◆ MATERIAL PROVIDED
☆ ☆ ☆

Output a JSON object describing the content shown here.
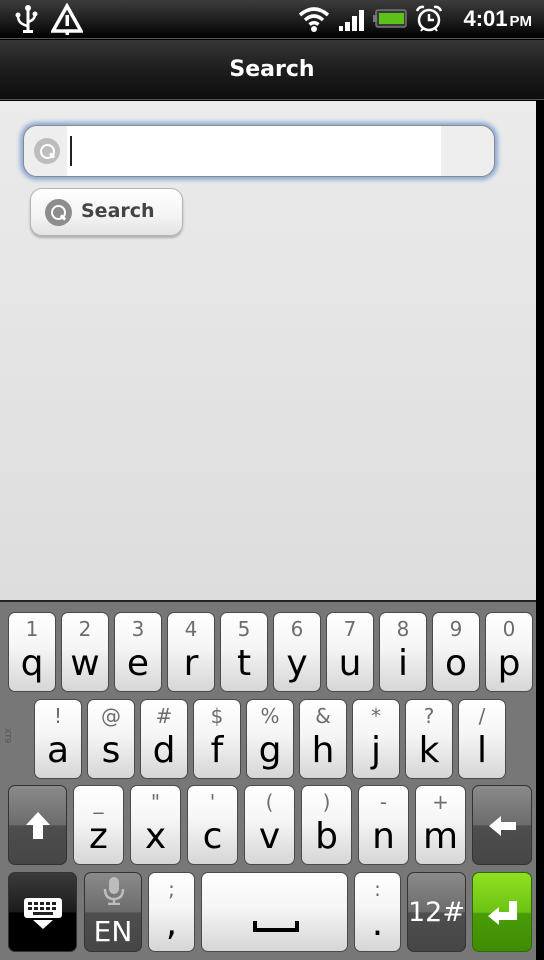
{
  "status_bar": {
    "left_icons": [
      "usb-icon",
      "warning-icon"
    ],
    "right_icons": [
      "wifi-icon",
      "signal-icon",
      "battery-icon",
      "alarm-icon"
    ],
    "time": "4:01",
    "ampm": "PM",
    "battery_color": "#5cc21a"
  },
  "title_bar": {
    "title": "Search"
  },
  "search": {
    "input_value": "",
    "input_placeholder": "",
    "button_label": "Search",
    "focus_glow_color": "#6e96d2"
  },
  "keyboard": {
    "side_label": "XT9",
    "rows": [
      [
        {
          "alt": "1",
          "main": "q"
        },
        {
          "alt": "2",
          "main": "w"
        },
        {
          "alt": "3",
          "main": "e"
        },
        {
          "alt": "4",
          "main": "r"
        },
        {
          "alt": "5",
          "main": "t"
        },
        {
          "alt": "6",
          "main": "y"
        },
        {
          "alt": "7",
          "main": "u"
        },
        {
          "alt": "8",
          "main": "i"
        },
        {
          "alt": "9",
          "main": "o"
        },
        {
          "alt": "0",
          "main": "p"
        }
      ],
      [
        {
          "alt": "!",
          "main": "a"
        },
        {
          "alt": "@",
          "main": "s"
        },
        {
          "alt": "#",
          "main": "d"
        },
        {
          "alt": "$",
          "main": "f"
        },
        {
          "alt": "%",
          "main": "g"
        },
        {
          "alt": "&",
          "main": "h"
        },
        {
          "alt": "*",
          "main": "j"
        },
        {
          "alt": "?",
          "main": "k"
        },
        {
          "alt": "/",
          "main": "l"
        }
      ],
      [
        {
          "alt": "_",
          "main": "z"
        },
        {
          "alt": "\"",
          "main": "x"
        },
        {
          "alt": "'",
          "main": "c"
        },
        {
          "alt": "(",
          "main": "v"
        },
        {
          "alt": ")",
          "main": "b"
        },
        {
          "alt": "-",
          "main": "n"
        },
        {
          "alt": "+",
          "main": "m"
        }
      ]
    ],
    "shift_icon": "shift-arrow-icon",
    "backspace_icon": "backspace-arrow-icon",
    "hide_keyboard_icon": "keyboard-hide-icon",
    "mic_icon": "microphone-icon",
    "language_label": "EN",
    "comma_key": {
      "alt": ";",
      "main": ","
    },
    "space_icon": "space-bar-icon",
    "period_key": {
      "alt": ":",
      "main": "."
    },
    "symbols_label": "12#",
    "enter_icon": "enter-arrow-icon",
    "enter_color": "#6cc314"
  }
}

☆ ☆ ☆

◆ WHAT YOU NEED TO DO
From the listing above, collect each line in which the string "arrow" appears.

◆ RESPONSE
    "shift_icon": "shift-arrow-icon",
    "backspace_icon": "backspace-arrow-icon",
    "enter_icon": "enter-arrow-icon",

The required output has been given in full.